The FindIndex<T>(array<T>, Predicate<T>) method overload traverses the array from the beginning, passing each element in turn to the EndsWithSaurus method. The search stops when the EndsWithSaurus method returns true for the element at position 1.


In C# and Visual Basic, it is not necessary to create the Predicate<string> delegate (Predicate(Of String) in Visual Basic) explicitly. These languages infer the correct delegate from context and create it automatically.

The FindIndex<T>(array<T>, Int32, Predicate<T>) method overload is used to search the array beginning at position 2 and continuing to the end of the array. It finds the element at position 5. Finally, the FindIndex<T>(array<T>, Int32, Int32, Predicate<T>) method overload is used to search the range of three elements beginning at position 2. It returns –1 because there are no dinosaur names in that range that end with "saurus".

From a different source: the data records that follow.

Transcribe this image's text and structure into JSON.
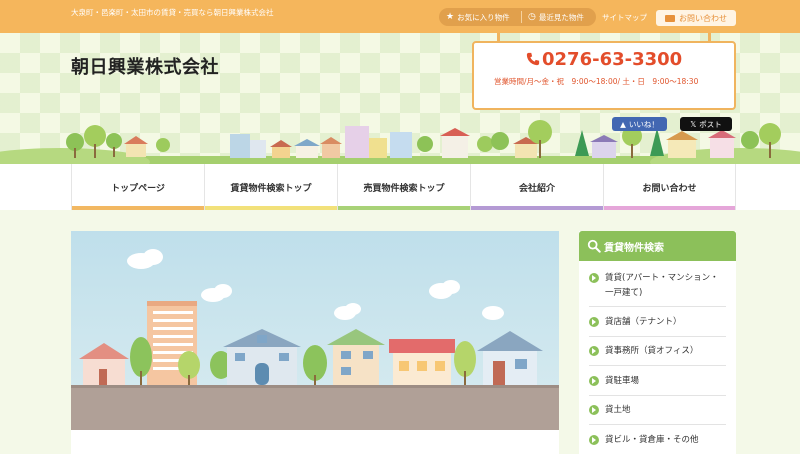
{
  "topbar": {
    "tagline": "大泉町・邑楽町・太田市の賃貸・売買なら朝日興業株式会社",
    "favorites_label": "お気に入り物件",
    "recent_label": "最近見た物件",
    "sitemap_label": "サイトマップ",
    "contact_label": "お問い合わせ"
  },
  "header": {
    "company_name": "朝日興業株式会社",
    "phone": "0276-63-3300",
    "hours": "営業時間/月〜金・祝　9:00〜18:00/ 土・日　9:00〜18:30",
    "like_label": "いいね！",
    "post_label": "ポスト"
  },
  "nav": {
    "items": [
      {
        "label": "トップページ",
        "color": "#f2b862"
      },
      {
        "label": "賃貸物件検索トップ",
        "color": "#f2e17a"
      },
      {
        "label": "売買物件検索トップ",
        "color": "#a8d277"
      },
      {
        "label": "会社紹介",
        "color": "#b49ad4"
      },
      {
        "label": "お問い合わせ",
        "color": "#e5a6d9"
      }
    ]
  },
  "sidebar": {
    "title": "賃貸物件検索",
    "items": [
      {
        "label": "賃貸(アパート・マンション・一戸建て)"
      },
      {
        "label": "貸店舗（テナント）"
      },
      {
        "label": "貸事務所（貸オフィス）"
      },
      {
        "label": "貸駐車場"
      },
      {
        "label": "貸土地"
      },
      {
        "label": "貸ビル・貸倉庫・その他"
      }
    ]
  },
  "colors": {
    "topbar": "#f5b65c",
    "accent_green": "#8cc05a",
    "phone_red": "#e34d2b"
  }
}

using namespace System;

// Search predicate returns true if a string ends in "saurus".
bool EndsWithSaurus(String^ s)
    if ((s->Length > 5) && 
        (s->Substring(s->Length - 6)->ToLower() == "saurus"))
        return true;
        return false;

void main()
    array<String^>^ dinosaurs = { "Compsognathus", 
        "Amargasaurus",   "Oviraptor",      "Velociraptor", 
        "Deinonychus",    "Dilophosaurus",  "Gallimimus", 
        "Triceratops" };

    for each(String^ dinosaur in dinosaurs )

    Console::WriteLine("\nArray::FindIndex(dinosaurs, EndsWithSaurus): {0}", 
        Array::FindIndex(dinosaurs, gcnew Predicate<String^>(EndsWithSaurus)));

    Console::WriteLine("\nArray::FindIndex(dinosaurs, 2, EndsWithSaurus): {0}",
        Array::FindIndex(dinosaurs, 2, gcnew Predicate<String^>(EndsWithSaurus)));

    Console::WriteLine("\nArray::FindIndex(dinosaurs, 2, 3, EndsWithSaurus): {0}",
        Array::FindIndex(dinosaurs, 2, 3, gcnew Predicate<String^>(EndsWithSaurus)));

/* This code example produces the following output:


Array::FindIndex(dinosaurs, EndsWithSaurus): 1

Array::FindIndex(dinosaurs, 2, EndsWithSaurus): 5

Array::FindIndex(dinosaurs, 2, 3, EndsWithSaurus): -1

.NET Framework

Supported in: 4, 3.5, 3.0, 2.0

.NET Framework Client Profile

Supported in: 4, 3.5 SP1

Windows 7, Windows Vista SP1 or later, Windows XP SP3, Windows XP SP2 x64 Edition, Windows Server 2008 (Server Core not supported), Windows Server 2008 R2 (Server Core supported with SP1 or later), Windows Server 2003 SP2

The .NET Framework does not support all versions of every platform. For a list of the supported versions, see .NET Framework System Requirements.